Work Reality #1: The traditional currencies are time and location. When work is a place where you go during the hours you owe your employer (1950s traditional approach), leadership and management use policies and rules to create a standardized, equal, and ‘fair’ employee experience. The belief is that this equality for all environment will lead to motivated, efficient, and effective employees serving a satisfied customer.

An example of this equality for all environment would be the hybrid workplace. In a hybrid workplace, some companies will allow everyone to work three days in the office and two days at home (or something similar). But does this approach work for every single role in an organization, and for every single week? Are we treating people the same regardless of need (equal), or are we treating people differently depending on need (equality)?

With the equality for all environment, managers are still directing when and where people work. And it will never end up truly being fair. Business needs shift and change. People have roles that do not fit nicely into the hybrid box.
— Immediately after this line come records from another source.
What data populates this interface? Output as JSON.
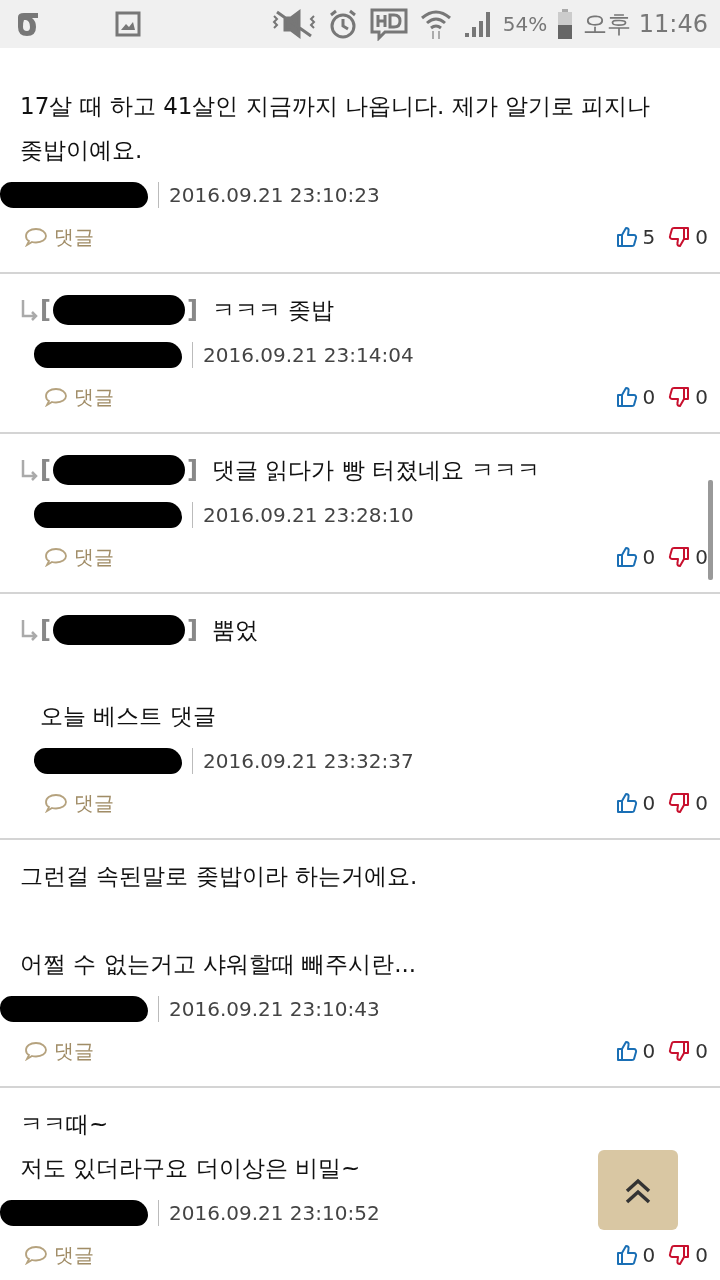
{
  "status_bar": {
    "battery": "54%",
    "time": "오후 11:46"
  },
  "comments": [
    {
      "reply": false,
      "body": "17살 때 하고 41살인 지금까지 나옵니다. 제가 알기로 피지나\n좆밥이예요.",
      "date": "2016.09.21 23:10:23",
      "reply_link": "댓글",
      "likes": "5",
      "dislikes": "0"
    },
    {
      "reply": true,
      "open": "[",
      "close": "]",
      "text": "ㅋㅋㅋ 좆밥",
      "date": "2016.09.21 23:14:04",
      "reply_link": "댓글",
      "likes": "0",
      "dislikes": "0"
    },
    {
      "reply": true,
      "open": "[",
      "close": "]",
      "text": "댓글 읽다가 빵 터졌네요 ㅋㅋㅋ",
      "date": "2016.09.21 23:28:10",
      "reply_link": "댓글",
      "likes": "0",
      "dislikes": "0"
    },
    {
      "reply": true,
      "open": "[",
      "close": "]",
      "text": "뿜었",
      "body": "오늘 베스트 댓글",
      "date": "2016.09.21 23:32:37",
      "reply_link": "댓글",
      "likes": "0",
      "dislikes": "0"
    },
    {
      "reply": false,
      "body": "그런걸 속된말로 좆밥이라 하는거에요.\n\n어쩔 수 없는거고 샤워할때 빼주시란...",
      "date": "2016.09.21 23:10:43",
      "reply_link": "댓글",
      "likes": "0",
      "dislikes": "0"
    },
    {
      "reply": false,
      "body": "ㅋㅋ때~\n저도 있더라구요 더이상은 비밀~",
      "date": "2016.09.21 23:10:52",
      "reply_link": "댓글",
      "likes": "0",
      "dislikes": "0"
    }
  ]
}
And what seemed equal is now creating an inherently unequal experience.

Work Reality #2: The contemporary currencies of work are measurable results. When work is something that you do rather than a place you go, leadership and management use clear, objective, measurable results for the customer, and focus on empowering their workforce through an equity for all environment. The belief here is that the company does not own their employees’ time, thus they do not micromanage how that time is used – only when/where it is used.

An equitable experience – which is critical for today’s workforce – puts everyone on a level playing field of autonomy and accountability. Being held accountable for measurable results for your role is standard. Add to that the autonomy to make the choice to work when and where you work best – every single day. No judgment about who you are or how you choose to live your life.

The key difference between the work realities is equity versus equality. Although both promote fairness, equality achieves this through treating everyone the same regardless of need, while equity achieves this through treating people differently dependent on need. Building a culture of equity is good for people, businesses, and the community. And that’s built on a platform of autonomy and accountability for each person.

Your work culture guide,